For specific exercises, I recommend looking at pilates or ballet-based workouts. These emphasize long, lean, strong muscles.
posted by tryniti at 6:31 AM on June 10, 2010 [1 favorite]

Water aerobics and water dance! I've never tried but I know they work well to help older people develop better strength and flexibility, it might work well for you too. You might also try to dance as much as possible. Put on whatever music turns you on and just move to it, any way you can.
posted by mareli at 6:35 AM on June 10, 2010

Stretching can work, if you do the right stretches for your body, and do them every day. I've become dramatically more flexible in certain specific ways, since making it a daily practice to do all of the stretching exercises my physical therapist assigned me. Doing these stretches before I go for my evening walk means I no longer wake up in pain at 5 am every morning, which was a real problem for me without the stretching. It's almost entirely useless to be able to touch my toes, after being unable to do so all my life due to tight calves and hamstrings, but it's an interesting side effect.
posted by Ery at 6:44 AM on June 10, 2010
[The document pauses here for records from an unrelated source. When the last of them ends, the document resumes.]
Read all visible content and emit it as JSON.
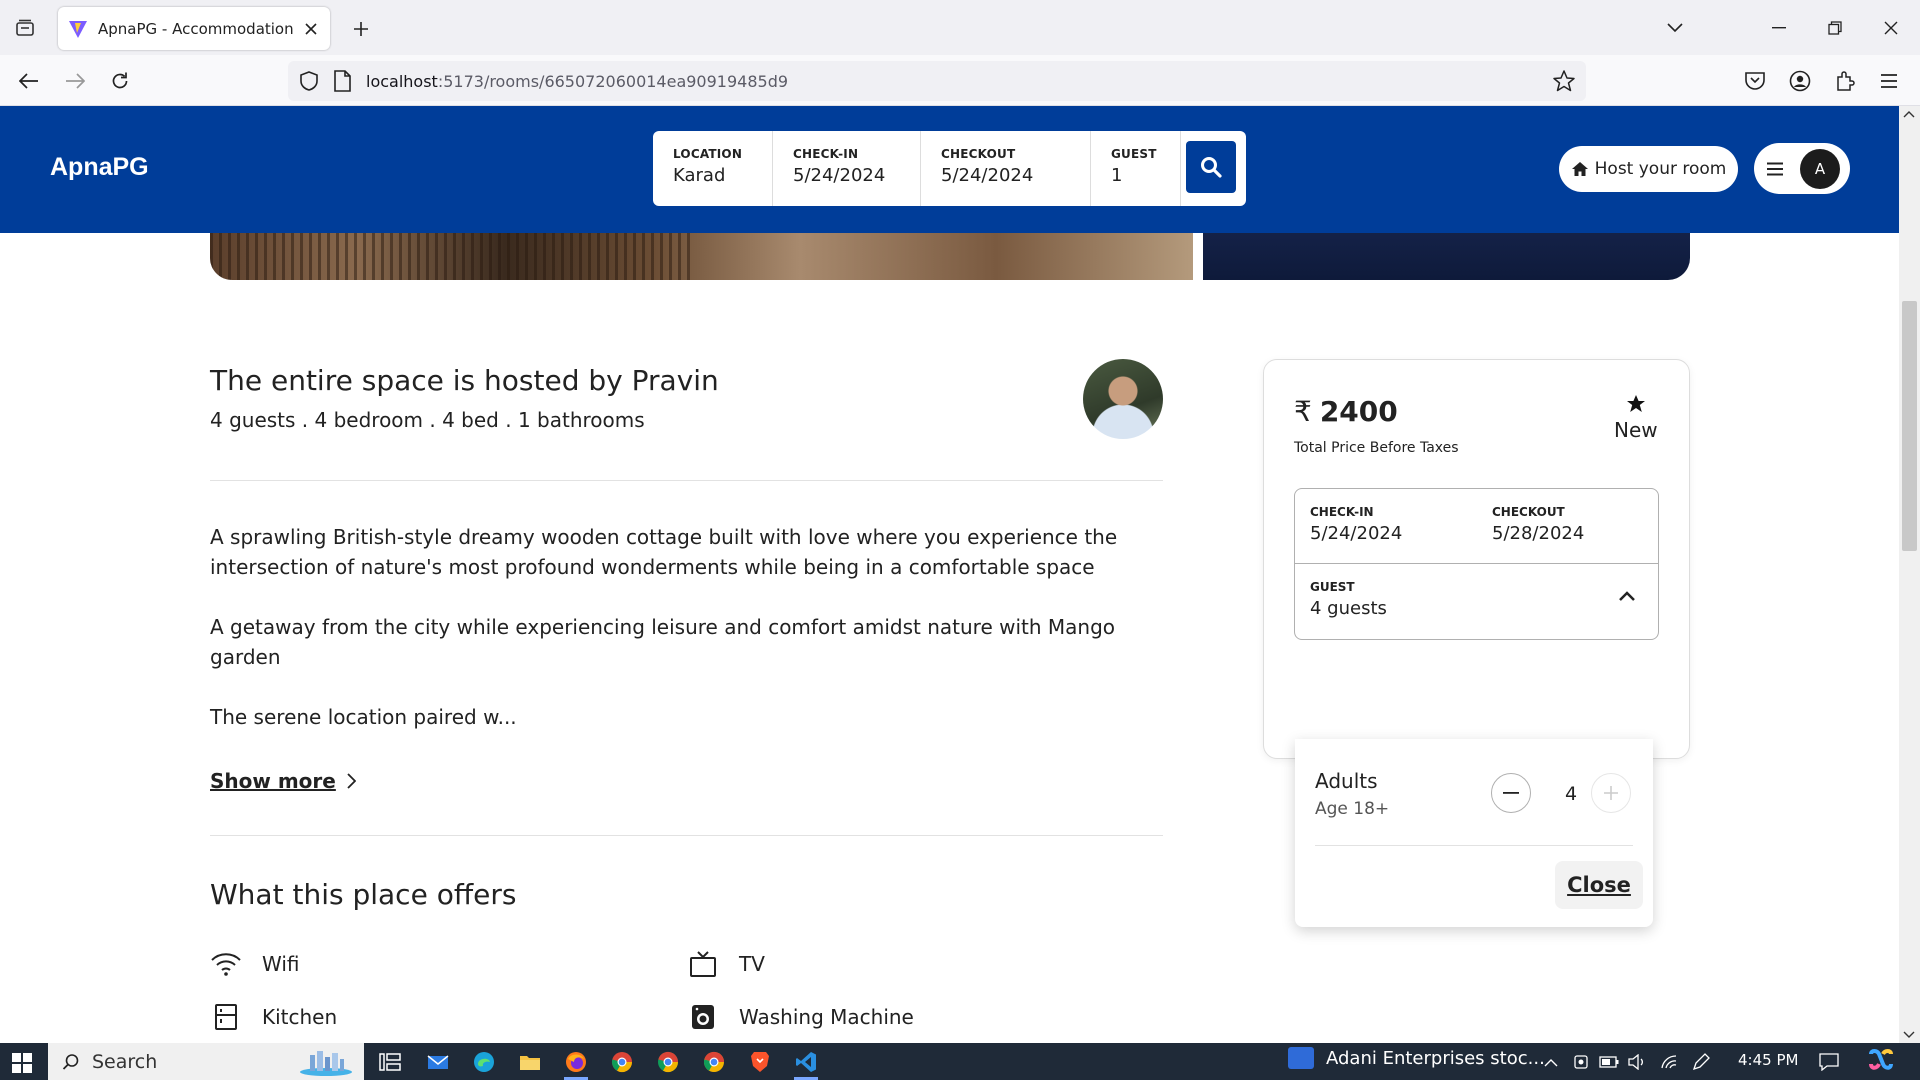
{
  "browser": {
    "tab_title": "ApnaPG - Accommodation Solutions",
    "url_host": "localhost",
    "url_path": ":5173/rooms/665072060014ea90919485d9"
  },
  "header": {
    "logo": "ApnaPG",
    "search": {
      "location_label": "LOCATION",
      "location_value": "Karad",
      "checkin_label": "CHECK-IN",
      "checkin_value": "5/24/2024",
      "checkout_label": "CHECKOUT",
      "checkout_value": "5/24/2024",
      "guest_label": "GUEST",
      "guest_value": "1"
    },
    "host_button": "Host your room",
    "avatar_letter": "A"
  },
  "listing": {
    "host_title": "The entire space is hosted by Pravin",
    "host_subtitle": "4 guests . 4 bedroom . 4 bed . 1 bathrooms",
    "description": [
      "A sprawling British-style dreamy wooden cottage built with love where you experience the intersection of nature's most profound wonderments while being in a comfortable space",
      "A getaway from the city while experiencing leisure and comfort amidst nature with Mango garden",
      "The serene location paired w..."
    ],
    "show_more": "Show more",
    "offers_title": "What this place offers",
    "amenities": [
      {
        "label": "Wifi",
        "icon": "wifi-icon"
      },
      {
        "label": "TV",
        "icon": "tv-icon"
      },
      {
        "label": "Kitchen",
        "icon": "kitchen-icon"
      },
      {
        "label": "Washing Machine",
        "icon": "washing-machine-icon"
      }
    ]
  },
  "booking": {
    "price": "2400",
    "price_sub": "Total Price Before Taxes",
    "rating_label": "New",
    "checkin_label": "CHECK-IN",
    "checkin_value": "5/24/2024",
    "checkout_label": "CHECKOUT",
    "checkout_value": "5/28/2024",
    "guest_label": "GUEST",
    "guest_value": "4 guests",
    "dropdown": {
      "adults_title": "Adults",
      "adults_sub": "Age 18+",
      "adults_count": "4",
      "close_label": "Close"
    }
  },
  "taskbar": {
    "search_label": "Search",
    "news": "Adani Enterprises stoc...",
    "time": "4:45 PM"
  },
  "colors": {
    "brand": "#003d99",
    "taskbar": "#1f2a38"
  }
}
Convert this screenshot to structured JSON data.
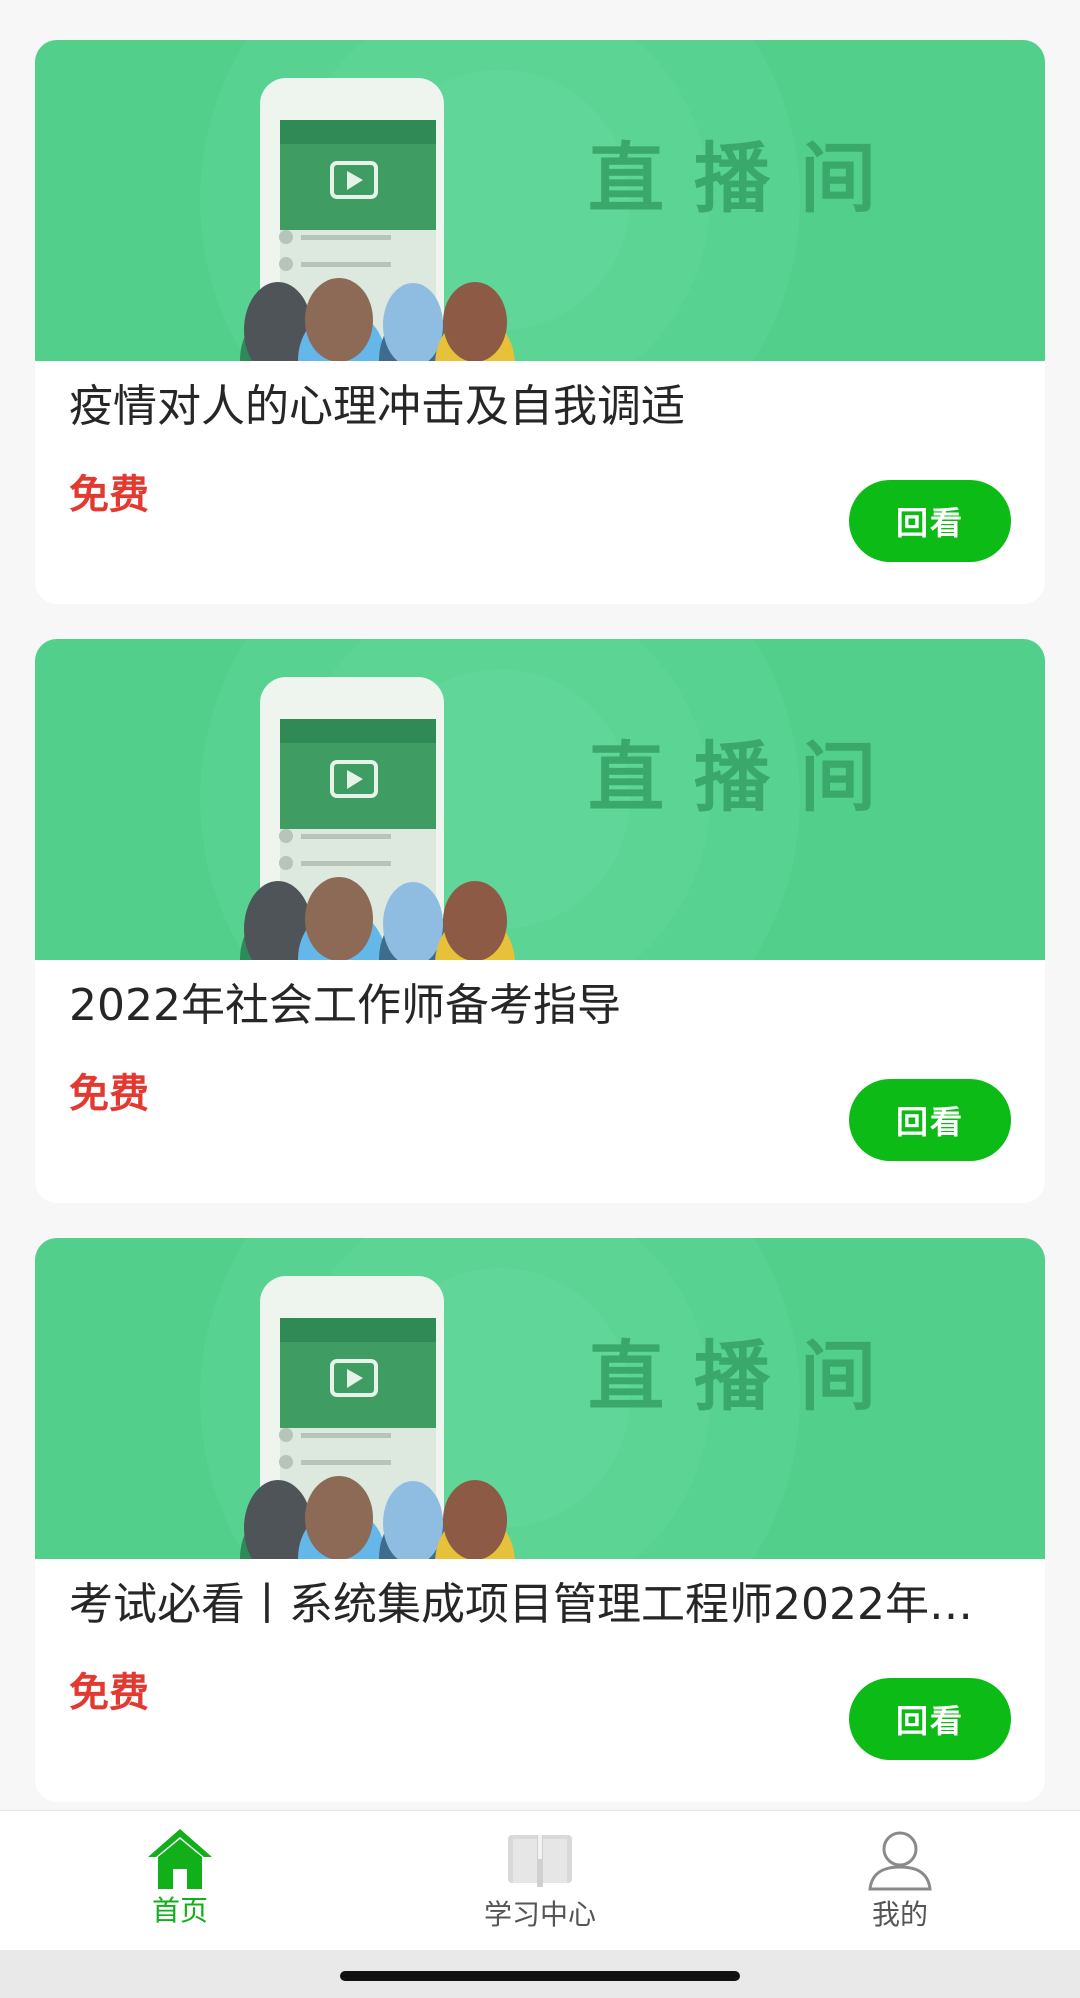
{
  "courses": [
    {
      "banner_text": "直播间",
      "title": "疫情对人的心理冲击及自我调适",
      "price": "免费",
      "button": "回看"
    },
    {
      "banner_text": "直播间",
      "title": "2022年社会工作师备考指导",
      "price": "免费",
      "button": "回看"
    },
    {
      "banner_text": "直播间",
      "title": "考试必看丨系统集成项目管理工程师2022年…",
      "price": "免费",
      "button": "回看"
    }
  ],
  "tabbar": {
    "items": [
      {
        "label": "首页",
        "icon": "home-icon",
        "active": true
      },
      {
        "label": "学习中心",
        "icon": "book-icon",
        "active": false
      },
      {
        "label": "我的",
        "icon": "user-icon",
        "active": false
      }
    ]
  },
  "colors": {
    "accent": "#0dbb16",
    "price": "#e23a30",
    "banner": "#52cf8a"
  }
}
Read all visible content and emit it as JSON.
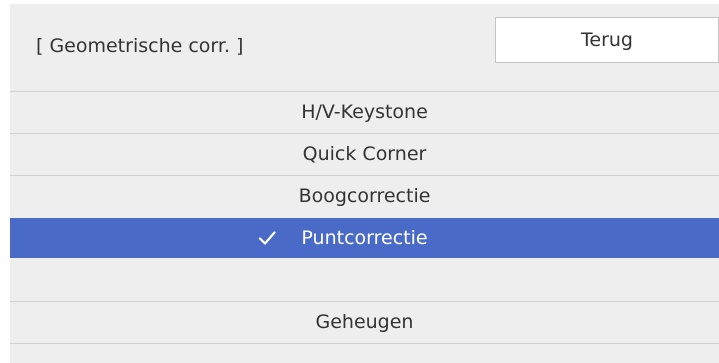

The one time I was able to touch my head to my knees (doing a seated forward bend) was after consistently doing dynamic stretches for a few months.

I'd also recommend going to a physiotherapist or similar to see if they can help. Mine pointed out to me that the way that I move generally placed excessive reliance on my hamstrings (basically I'm not using my butt at all) and this was why, no matter how much I stretch my hamstrings, they stay 'short': I'm contracting them all the time. So she gave me some exercises to start getting my butt in on the action and it's definitely making a difference. Anyway, that's me and unlikely to be your problem too but an expert could possibly help.

Reading this thread I've stretched my arms and done twists and stood up a few times. :)
posted by HopStopDon'tShop at 7:53 AM on June 10, 2010 [1 favorite]

I wouldn't abandon yoga after one class because you had to do child's pose on your back. I had to do that too, for other reasons, and after a few weeks of practice, I was fine. Every beginner has to do some modifications and is initially sore and a little uncomfortable. I found that yoga increased my flexibility greatly, but I do it every week, sometimes several times a week (along with strengthening and cardio stuff). A friend who is incredibly inflexible and can't tolerate yoga loves hot yoga, because the heat allows her to bend. You might need a physical therapist to give you exercises that are tailored to avoid pain. Stretching for a few minutes a few days in a row shouldn't hurt -- maybe talk to your doctor at your next check-up before embarking on a flexibility program. I know you asked for online recommendations, but you might need to get started with something in-person so you can figure out whether there is a medical reason for the pain you experience, and if not, put together a program that doesn't hurt and figure out which muscle groups need particular work.

Whatever you do though, it's going to be a do-it-all-the-time-for-the-rest-of-your-life thing, not a do-it-once-or-twice-and-feel-a benefit-right-away thing.
posted by *s at 8:01 AM on June 10, 2010 [1 favorite]

Response by poster: Thanks for the responses, everyone. I'm thinking I'm just one of the unlucky ones who will never gain much more of a range of motion than I already have. I have wondered if this is a symptom of a larger problem - my jaw is loose too - but everything I've been tested for has come back normal, and I don't have any of the learning disabilities or distinctive facial traits that are usually associated with chromosomal abnormalities. Overall, I've never presented with any major medical problems. So I don't know what to think, if this is something I should worry about or not.

I'll probably ask my doctor next time I see him if he thinks we should look into this too-flexible/unflexible issue, but until then I guess I'll just do what I do, and focus more on building strength as opposed to flexibility, since I'm lacking in that department also.
posted by wondermouse at 10:02 AM on June 10, 2010

« Older Has nothing changed in the past 8 years?   |   Find this dress. Newer »
This thread is closed to new comments.